WORK INSTRUCTION — Give a verbatim quotation of every record.

MATERIAL FOR THIS TASK —
+--
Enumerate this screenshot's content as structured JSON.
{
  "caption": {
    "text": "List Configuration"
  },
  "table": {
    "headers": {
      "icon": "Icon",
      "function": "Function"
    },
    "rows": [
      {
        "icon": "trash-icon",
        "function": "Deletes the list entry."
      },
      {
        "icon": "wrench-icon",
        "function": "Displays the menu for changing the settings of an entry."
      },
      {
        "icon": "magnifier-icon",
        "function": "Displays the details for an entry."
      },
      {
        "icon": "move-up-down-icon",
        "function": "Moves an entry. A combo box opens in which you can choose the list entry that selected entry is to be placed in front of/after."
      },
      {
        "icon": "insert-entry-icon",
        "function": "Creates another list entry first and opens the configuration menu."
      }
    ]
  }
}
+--
TASK SOLUTION —
Enumerate this screenshot's content as structured JSON.
{
  "caption": {
    "text": "List Configuration"
  },
  "table": {
    "headers": {
      "icon": "Icon",
      "function": "Function"
    },
    "rows": [
      {
        "icon": "trash-icon",
        "function": "Deletes the list entry."
      },
      {
        "icon": "wrench-icon",
        "function": "Displays the menu for changing the settings of an entry."
      },
      {
        "icon": "magnifier-icon",
        "function": "Displays the details for an entry."
      },
      {
        "icon": "move-up-down-icon",
        "function": "Moves an entry. A combo box opens in which you can choose the list entry that selected entry is to be placed in front of/after."
      },
      {
        "icon": "insert-entry-icon",
        "function": "Creates another list entry first and opens the configuration menu."
      }
    ]
  }
}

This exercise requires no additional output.